### EXERCISE BRIEF:
Filter this listing down to the lines that contain the word "JSON", and copy them.

───

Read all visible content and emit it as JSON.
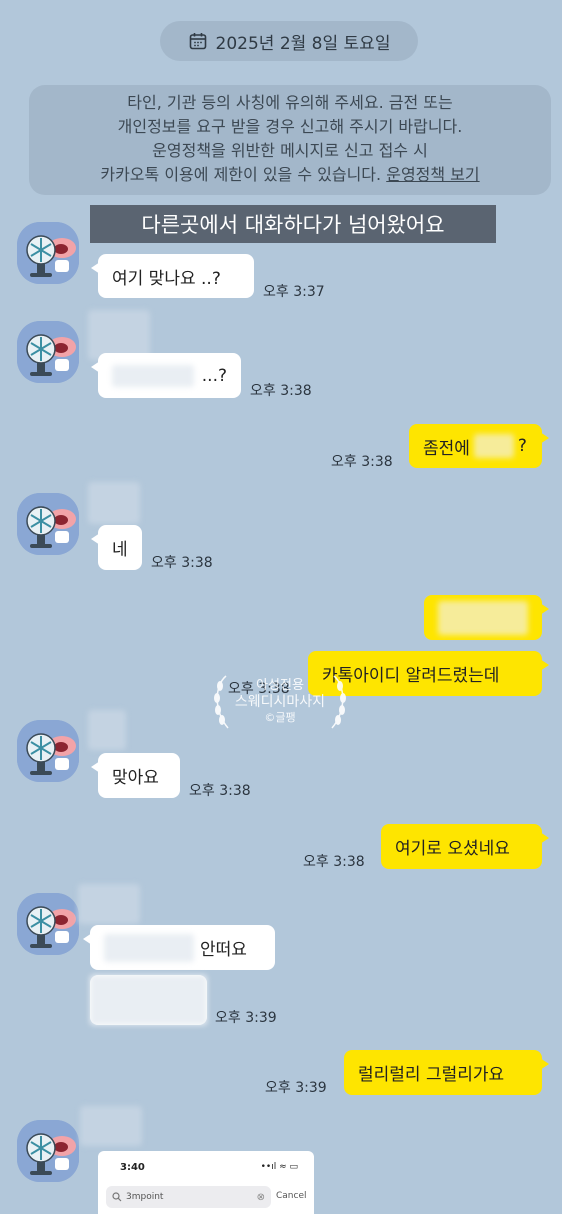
{
  "date_divider": {
    "label": "2025년 2월 8일 토요일",
    "icon": "calendar-icon"
  },
  "notice": {
    "line1": "타인, 기관 등의 사칭에 유의해 주세요. 금전 또는",
    "line2": "개인정보를 요구 받을 경우 신고해 주시기 바랍니다.",
    "line3": "운영정책을 위반한 메시지로 신고 접수 시",
    "line4": "카카오톡 이용에 제한이 있을 수 있습니다.",
    "link": "운영정책 보기"
  },
  "caption": "다른곳에서 대화하다가 넘어왔어요",
  "messages": [
    {
      "side": "in",
      "text": "여기 맞나요 ..?",
      "time": "오후 3:37"
    },
    {
      "side": "in",
      "text": "...?",
      "time": "오후 3:38"
    },
    {
      "side": "out",
      "text": "좀전에",
      "suffix": "?",
      "time": "오후 3:38"
    },
    {
      "side": "in",
      "text": "네",
      "time": "오후 3:38"
    },
    {
      "side": "out",
      "text": "카톡아이디 알려드렸는데",
      "time": "오후 3:38"
    },
    {
      "side": "in",
      "text": "맞아요",
      "time": "오후 3:38"
    },
    {
      "side": "out",
      "text": "여기로 오셨네요",
      "time": "오후 3:38"
    },
    {
      "side": "in",
      "text": "안떠요",
      "time": "오후 3:39"
    },
    {
      "side": "out",
      "text": "럴리럴리 그럴리가요",
      "time": "오후 3:39"
    }
  ],
  "watermark": {
    "line1": "아성전용",
    "line2": "스웨디시마사지",
    "line3": "©글팽"
  },
  "screenshot": {
    "clock": "3:40",
    "status_icons": "••ıl ≈ ▭",
    "search_value": "3mpoint",
    "cancel": "Cancel"
  },
  "colors": {
    "background": "#b2c7da",
    "outgoing": "#fee500",
    "incoming": "#ffffff"
  }
}
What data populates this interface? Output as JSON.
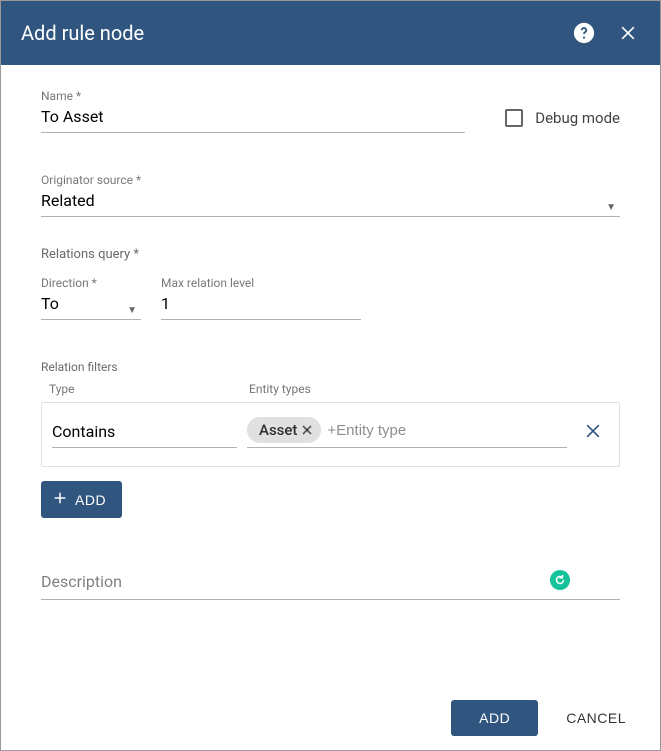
{
  "header": {
    "title": "Add rule node"
  },
  "name": {
    "label": "Name *",
    "value": "To Asset"
  },
  "debug": {
    "label": "Debug mode",
    "checked": false
  },
  "originator": {
    "label": "Originator source *",
    "value": "Related"
  },
  "relations_query": {
    "label": "Relations query *",
    "direction": {
      "label": "Direction *",
      "value": "To"
    },
    "max_level": {
      "label": "Max relation level",
      "value": "1"
    }
  },
  "relation_filters": {
    "label": "Relation filters",
    "head_type": "Type",
    "head_entity": "Entity types",
    "rows": [
      {
        "type": "Contains",
        "chips": [
          "Asset"
        ],
        "placeholder": "+Entity type"
      }
    ],
    "add_label": "ADD"
  },
  "description": {
    "placeholder": "Description"
  },
  "footer": {
    "ok": "ADD",
    "cancel": "CANCEL"
  }
}
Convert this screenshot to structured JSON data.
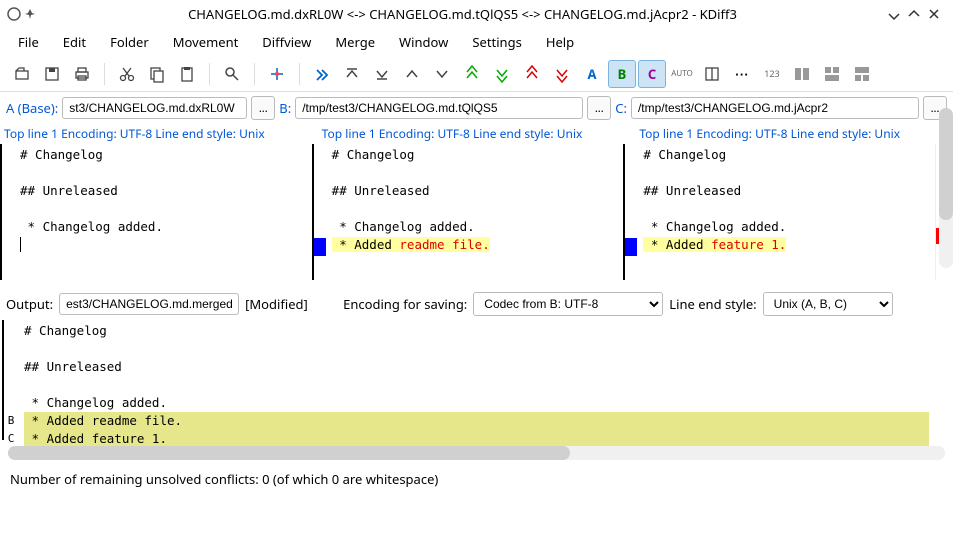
{
  "title": "CHANGELOG.md.dxRL0W <-> CHANGELOG.md.tQlQS5 <-> CHANGELOG.md.jAcpr2 - KDiff3",
  "menus": [
    "File",
    "Edit",
    "Folder",
    "Movement",
    "Diffview",
    "Merge",
    "Window",
    "Settings",
    "Help"
  ],
  "toolbar": {
    "letters": {
      "a": "A",
      "b": "B",
      "c": "C"
    },
    "auto": "AUTO",
    "num": "123"
  },
  "files": {
    "a_label": "A (Base):",
    "a_path": "st3/CHANGELOG.md.dxRL0W",
    "b_label": "B:",
    "b_path": "/tmp/test3/CHANGELOG.md.tQlQS5",
    "c_label": "C:",
    "c_path": "/tmp/test3/CHANGELOG.md.jAcpr2",
    "browse": "..."
  },
  "info": {
    "a": "Top line 1 Encoding: UTF-8 Line end style: Unix",
    "b": "Top line 1 Encoding: UTF-8 Line end style: Unix",
    "c": "Top line 1 Encoding: UTF-8 Line end style: Unix"
  },
  "content": {
    "common": "# Changelog\n\n## Unreleased\n\n * Changelog added.",
    "b_hl_prefix": " * Added ",
    "b_hl_red": "readme file.",
    "c_hl_prefix": " * Added ",
    "c_hl_red": "feature 1."
  },
  "output": {
    "label": "Output:",
    "path": "est3/CHANGELOG.md.merged",
    "modified": "[Modified]",
    "enc_label": "Encoding for saving:",
    "enc_value": "Codec from B: UTF-8",
    "le_label": "Line end style:",
    "le_value": "Unix (A, B, C)",
    "gutter_b": "B",
    "gutter_c": "C",
    "common": "# Changelog\n\n## Unreleased\n\n * Changelog added.",
    "merge_b": " * Added readme file.",
    "merge_c": " * Added feature 1."
  },
  "status": "Number of remaining unsolved conflicts: 0 (of which 0 are whitespace)"
}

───

### ANSWER BOX:
Read all visible content and emit it as JSON.
What data populates this interface? Output as JSON.
Convert this screenshot to structured JSON data.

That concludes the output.